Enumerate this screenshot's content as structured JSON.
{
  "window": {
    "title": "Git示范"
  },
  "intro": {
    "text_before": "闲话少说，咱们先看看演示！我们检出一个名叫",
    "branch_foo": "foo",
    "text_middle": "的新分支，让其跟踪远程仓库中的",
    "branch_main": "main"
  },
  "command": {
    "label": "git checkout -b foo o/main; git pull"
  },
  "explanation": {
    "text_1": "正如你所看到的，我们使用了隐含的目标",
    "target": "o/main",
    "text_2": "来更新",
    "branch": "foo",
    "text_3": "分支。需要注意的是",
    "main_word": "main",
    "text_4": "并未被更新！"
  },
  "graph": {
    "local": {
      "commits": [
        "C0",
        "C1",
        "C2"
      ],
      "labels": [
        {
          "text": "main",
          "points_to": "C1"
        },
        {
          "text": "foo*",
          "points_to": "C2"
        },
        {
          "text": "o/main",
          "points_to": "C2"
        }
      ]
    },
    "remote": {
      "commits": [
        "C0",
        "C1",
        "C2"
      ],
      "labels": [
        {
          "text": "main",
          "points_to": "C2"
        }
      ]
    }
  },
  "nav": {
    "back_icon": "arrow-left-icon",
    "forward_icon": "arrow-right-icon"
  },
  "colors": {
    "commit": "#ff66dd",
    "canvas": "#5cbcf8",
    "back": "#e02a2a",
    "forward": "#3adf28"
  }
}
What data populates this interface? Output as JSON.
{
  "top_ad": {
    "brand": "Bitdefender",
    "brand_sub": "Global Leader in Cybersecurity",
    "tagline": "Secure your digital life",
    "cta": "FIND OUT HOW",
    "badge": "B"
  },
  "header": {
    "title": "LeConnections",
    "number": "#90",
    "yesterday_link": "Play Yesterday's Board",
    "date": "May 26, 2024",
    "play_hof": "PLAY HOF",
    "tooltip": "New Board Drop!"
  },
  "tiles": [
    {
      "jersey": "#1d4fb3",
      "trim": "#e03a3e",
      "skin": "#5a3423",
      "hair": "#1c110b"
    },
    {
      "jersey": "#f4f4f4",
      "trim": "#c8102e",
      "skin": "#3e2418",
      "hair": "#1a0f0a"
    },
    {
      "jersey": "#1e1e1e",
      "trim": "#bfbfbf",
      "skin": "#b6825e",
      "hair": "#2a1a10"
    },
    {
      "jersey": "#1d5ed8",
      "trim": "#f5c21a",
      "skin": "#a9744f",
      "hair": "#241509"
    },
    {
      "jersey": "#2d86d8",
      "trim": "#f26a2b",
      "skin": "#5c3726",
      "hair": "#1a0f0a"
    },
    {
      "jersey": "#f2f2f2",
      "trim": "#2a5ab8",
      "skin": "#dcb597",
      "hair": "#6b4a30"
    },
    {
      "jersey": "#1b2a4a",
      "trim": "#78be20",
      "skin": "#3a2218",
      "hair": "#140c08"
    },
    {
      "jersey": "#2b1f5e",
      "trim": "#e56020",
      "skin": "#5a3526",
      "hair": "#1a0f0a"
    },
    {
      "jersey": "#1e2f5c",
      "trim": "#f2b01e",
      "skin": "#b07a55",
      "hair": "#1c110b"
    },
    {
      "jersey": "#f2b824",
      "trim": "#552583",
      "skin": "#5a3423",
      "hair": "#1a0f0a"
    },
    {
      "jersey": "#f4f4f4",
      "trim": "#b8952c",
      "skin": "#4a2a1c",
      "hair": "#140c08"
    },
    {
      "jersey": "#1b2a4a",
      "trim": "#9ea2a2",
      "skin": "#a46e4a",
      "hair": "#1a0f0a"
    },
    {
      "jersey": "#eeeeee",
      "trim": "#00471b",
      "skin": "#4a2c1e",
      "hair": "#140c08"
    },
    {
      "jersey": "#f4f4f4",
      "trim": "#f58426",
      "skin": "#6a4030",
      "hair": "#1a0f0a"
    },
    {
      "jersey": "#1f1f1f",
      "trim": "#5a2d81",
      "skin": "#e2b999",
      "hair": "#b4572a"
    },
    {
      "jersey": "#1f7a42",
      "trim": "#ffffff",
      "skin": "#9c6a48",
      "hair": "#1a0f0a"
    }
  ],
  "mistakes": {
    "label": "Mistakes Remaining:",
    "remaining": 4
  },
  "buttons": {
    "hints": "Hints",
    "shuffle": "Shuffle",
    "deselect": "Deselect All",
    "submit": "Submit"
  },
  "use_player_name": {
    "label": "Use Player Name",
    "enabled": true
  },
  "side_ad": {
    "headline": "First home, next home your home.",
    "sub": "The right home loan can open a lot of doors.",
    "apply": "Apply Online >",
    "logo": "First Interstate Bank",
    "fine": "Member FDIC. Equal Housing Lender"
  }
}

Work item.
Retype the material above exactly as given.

Solution to the exercise.
Enumerate this screenshot's content as structured JSON.
{
  "window": {
    "title": "Git示范"
  },
  "intro": {
    "text_before": "闲话少说，咱们先看看演示！我们检出一个名叫",
    "branch_foo": "foo",
    "text_middle": "的新分支，让其跟踪远程仓库中的",
    "branch_main": "main"
  },
  "command": {
    "label": "git checkout -b foo o/main; git pull"
  },
  "explanation": {
    "text_1": "正如你所看到的，我们使用了隐含的目标",
    "target": "o/main",
    "text_2": "来更新",
    "branch": "foo",
    "text_3": "分支。需要注意的是",
    "main_word": "main",
    "text_4": "并未被更新！"
  },
  "graph": {
    "local": {
      "commits": [
        "C0",
        "C1",
        "C2"
      ],
      "labels": [
        {
          "text": "main",
          "points_to": "C1"
        },
        {
          "text": "foo*",
          "points_to": "C2"
        },
        {
          "text": "o/main",
          "points_to": "C2"
        }
      ]
    },
    "remote": {
      "commits": [
        "C0",
        "C1",
        "C2"
      ],
      "labels": [
        {
          "text": "main",
          "points_to": "C2"
        }
      ]
    }
  },
  "nav": {
    "back_icon": "arrow-left-icon",
    "forward_icon": "arrow-right-icon"
  },
  "colors": {
    "commit": "#ff66dd",
    "canvas": "#5cbcf8",
    "back": "#e02a2a",
    "forward": "#3adf28"
  }
}
What data populates this interface? Output as JSON.
{
  "top_ad": {
    "brand": "Bitdefender",
    "brand_sub": "Global Leader in Cybersecurity",
    "tagline": "Secure your digital life",
    "cta": "FIND OUT HOW",
    "badge": "B"
  },
  "header": {
    "title": "LeConnections",
    "number": "#90",
    "yesterday_link": "Play Yesterday's Board",
    "date": "May 26, 2024",
    "play_hof": "PLAY HOF",
    "tooltip": "New Board Drop!"
  },
  "tiles": [
    {
      "jersey": "#1d4fb3",
      "trim": "#e03a3e",
      "skin": "#5a3423",
      "hair": "#1c110b"
    },
    {
      "jersey": "#f4f4f4",
      "trim": "#c8102e",
      "skin": "#3e2418",
      "hair": "#1a0f0a"
    },
    {
      "jersey": "#1e1e1e",
      "trim": "#bfbfbf",
      "skin": "#b6825e",
      "hair": "#2a1a10"
    },
    {
      "jersey": "#1d5ed8",
      "trim": "#f5c21a",
      "skin": "#a9744f",
      "hair": "#241509"
    },
    {
      "jersey": "#2d86d8",
      "trim": "#f26a2b",
      "skin": "#5c3726",
      "hair": "#1a0f0a"
    },
    {
      "jersey": "#f2f2f2",
      "trim": "#2a5ab8",
      "skin": "#dcb597",
      "hair": "#6b4a30"
    },
    {
      "jersey": "#1b2a4a",
      "trim": "#78be20",
      "skin": "#3a2218",
      "hair": "#140c08"
    },
    {
      "jersey": "#2b1f5e",
      "trim": "#e56020",
      "skin": "#5a3526",
      "hair": "#1a0f0a"
    },
    {
      "jersey": "#1e2f5c",
      "trim": "#f2b01e",
      "skin": "#b07a55",
      "hair": "#1c110b"
    },
    {
      "jersey": "#f2b824",
      "trim": "#552583",
      "skin": "#5a3423",
      "hair": "#1a0f0a"
    },
    {
      "jersey": "#f4f4f4",
      "trim": "#b8952c",
      "skin": "#4a2a1c",
      "hair": "#140c08"
    },
    {
      "jersey": "#1b2a4a",
      "trim": "#9ea2a2",
      "skin": "#a46e4a",
      "hair": "#1a0f0a"
    },
    {
      "jersey": "#eeeeee",
      "trim": "#00471b",
      "skin": "#4a2c1e",
      "hair": "#140c08"
    },
    {
      "jersey": "#f4f4f4",
      "trim": "#f58426",
      "skin": "#6a4030",
      "hair": "#1a0f0a"
    },
    {
      "jersey": "#1f1f1f",
      "trim": "#5a2d81",
      "skin": "#e2b999",
      "hair": "#b4572a"
    },
    {
      "jersey": "#1f7a42",
      "trim": "#ffffff",
      "skin": "#9c6a48",
      "hair": "#1a0f0a"
    }
  ],
  "mistakes": {
    "label": "Mistakes Remaining:",
    "remaining": 4
  },
  "buttons": {
    "hints": "Hints",
    "shuffle": "Shuffle",
    "deselect": "Deselect All",
    "submit": "Submit"
  },
  "use_player_name": {
    "label": "Use Player Name",
    "enabled": true
  },
  "side_ad": {
    "headline": "First home, next home your home.",
    "sub": "The right home loan can open a lot of doors.",
    "apply": "Apply Online >",
    "logo": "First Interstate Bank",
    "fine": "Member FDIC. Equal Housing Lender"
  }
}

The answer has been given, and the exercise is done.